Cinnamon. Where would I be without cinnamon? Neither sweet nor savoury, he adapts well to both types of dish. Mixed into softened butter with a crushed clove of garlic then spread under the skin of a chicken, or added to a rich, earthy red wine and beef stew to take it just that bit further.

Mixed with sugar to coat cookies, or sprinkle on a bagel before toasting. Such a heady, foreign scent, yet so familiar to me. Just a touch added to a moussaka or bolognese sauce will lift it, but not too much because he can be overpowering and pushy. A perfect bedfellow for apples and sultanas, the quintessential aroma of Christmas.

I'm going to need a bigger cupboard.

Joy!

The joy of Google Reader is that even though blogs are Verboten at work - boo - I can read them via Reader, though not comment.

This one has had me in stitches. He's open, honest, and very entertaining.

http://foodurchin.blogspot.com/

This one I adore. I love the way she writes, and she's a London lass so I even get to contemplate visiting some of the places she goes to.

http://tinykitchentales.blogspot.com/

I keep wanting to invite her over to run free in my larger kitchen.

06/07/2010

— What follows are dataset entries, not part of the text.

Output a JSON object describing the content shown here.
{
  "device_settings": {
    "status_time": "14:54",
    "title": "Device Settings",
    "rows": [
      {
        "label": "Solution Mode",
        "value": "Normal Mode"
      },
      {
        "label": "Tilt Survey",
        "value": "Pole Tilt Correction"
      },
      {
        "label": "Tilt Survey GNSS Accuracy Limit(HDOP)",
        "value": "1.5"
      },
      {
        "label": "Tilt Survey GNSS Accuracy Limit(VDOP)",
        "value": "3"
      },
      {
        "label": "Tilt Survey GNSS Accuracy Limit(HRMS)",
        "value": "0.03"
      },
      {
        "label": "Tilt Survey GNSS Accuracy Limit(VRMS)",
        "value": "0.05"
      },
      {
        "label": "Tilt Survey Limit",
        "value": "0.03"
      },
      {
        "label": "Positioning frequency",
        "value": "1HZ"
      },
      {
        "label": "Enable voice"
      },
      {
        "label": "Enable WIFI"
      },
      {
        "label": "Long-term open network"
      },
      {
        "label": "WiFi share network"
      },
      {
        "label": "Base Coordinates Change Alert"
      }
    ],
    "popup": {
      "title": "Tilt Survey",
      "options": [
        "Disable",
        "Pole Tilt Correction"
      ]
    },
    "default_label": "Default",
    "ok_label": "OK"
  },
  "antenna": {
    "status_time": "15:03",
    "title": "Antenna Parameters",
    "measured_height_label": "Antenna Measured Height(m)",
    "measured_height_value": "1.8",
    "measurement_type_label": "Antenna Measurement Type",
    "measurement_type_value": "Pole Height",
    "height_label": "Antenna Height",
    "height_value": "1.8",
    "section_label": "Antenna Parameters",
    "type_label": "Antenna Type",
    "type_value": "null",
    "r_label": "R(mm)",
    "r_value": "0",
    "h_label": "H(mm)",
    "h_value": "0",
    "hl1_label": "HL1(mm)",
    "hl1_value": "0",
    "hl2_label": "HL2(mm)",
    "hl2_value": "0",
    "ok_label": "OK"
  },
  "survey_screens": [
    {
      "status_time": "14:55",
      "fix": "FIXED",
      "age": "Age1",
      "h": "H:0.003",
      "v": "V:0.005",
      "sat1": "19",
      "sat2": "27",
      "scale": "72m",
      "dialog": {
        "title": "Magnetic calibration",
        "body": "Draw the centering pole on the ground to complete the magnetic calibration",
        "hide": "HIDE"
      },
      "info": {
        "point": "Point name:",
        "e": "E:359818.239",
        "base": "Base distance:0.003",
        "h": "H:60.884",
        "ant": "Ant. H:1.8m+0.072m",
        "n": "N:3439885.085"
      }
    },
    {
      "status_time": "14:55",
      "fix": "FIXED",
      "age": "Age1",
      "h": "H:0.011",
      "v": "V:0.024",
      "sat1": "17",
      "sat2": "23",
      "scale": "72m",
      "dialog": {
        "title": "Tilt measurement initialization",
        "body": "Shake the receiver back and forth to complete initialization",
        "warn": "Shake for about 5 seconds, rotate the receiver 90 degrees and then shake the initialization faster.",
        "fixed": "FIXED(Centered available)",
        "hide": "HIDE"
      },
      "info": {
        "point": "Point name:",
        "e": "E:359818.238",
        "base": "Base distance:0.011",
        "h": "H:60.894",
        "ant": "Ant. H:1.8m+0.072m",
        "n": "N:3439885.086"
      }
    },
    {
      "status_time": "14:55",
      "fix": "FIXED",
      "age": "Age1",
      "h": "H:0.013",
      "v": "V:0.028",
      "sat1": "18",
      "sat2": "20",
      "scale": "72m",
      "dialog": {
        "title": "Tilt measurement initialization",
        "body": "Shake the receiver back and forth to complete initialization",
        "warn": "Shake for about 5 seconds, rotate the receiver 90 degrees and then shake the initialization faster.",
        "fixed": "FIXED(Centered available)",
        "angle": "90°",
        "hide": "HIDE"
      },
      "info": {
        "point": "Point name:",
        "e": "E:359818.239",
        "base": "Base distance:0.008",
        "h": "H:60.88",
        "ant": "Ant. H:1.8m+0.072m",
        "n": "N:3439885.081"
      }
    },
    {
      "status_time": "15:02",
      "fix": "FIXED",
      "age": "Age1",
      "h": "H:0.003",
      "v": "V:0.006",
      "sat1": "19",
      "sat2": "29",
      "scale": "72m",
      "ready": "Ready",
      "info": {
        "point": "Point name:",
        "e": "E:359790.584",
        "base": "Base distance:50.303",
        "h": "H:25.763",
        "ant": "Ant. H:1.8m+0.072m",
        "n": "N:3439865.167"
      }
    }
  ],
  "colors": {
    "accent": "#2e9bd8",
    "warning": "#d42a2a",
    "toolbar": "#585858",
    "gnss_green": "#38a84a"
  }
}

Use It Up salad

Tonight I needed to sit in the garden, in the fading light (boo to the light fading earlier and earlier) and eat something fresh and tasty and fast. So I did.

I am well aware that not everyone will these things in their fridge to use up, but I did and I am very glad  about it! The excitement when I remembered that I had the cheese and the mortadella* was possibly quite unseemly.

4 large slices mortadella, cut into strips
1 little Gem lettuce, quartered, then sliced
5 baby plum tomatoes, quartered
1 ball mozzarella di buffala, cut into chunks

Dressing
2 tbs shop bought pesto (Coop fresh brand)
1 tsp lemon juice
1 tbs olive oil
smoked sea salt

Pile lettuce into a bowl.
Add in the tomatoes, and the mortadella.
Pop on the cheese.
Pour the dressing over and give a twist of sea salt.
Mix well.

I ate this while reading an Antonio Carluccio book. Fitting, I thought.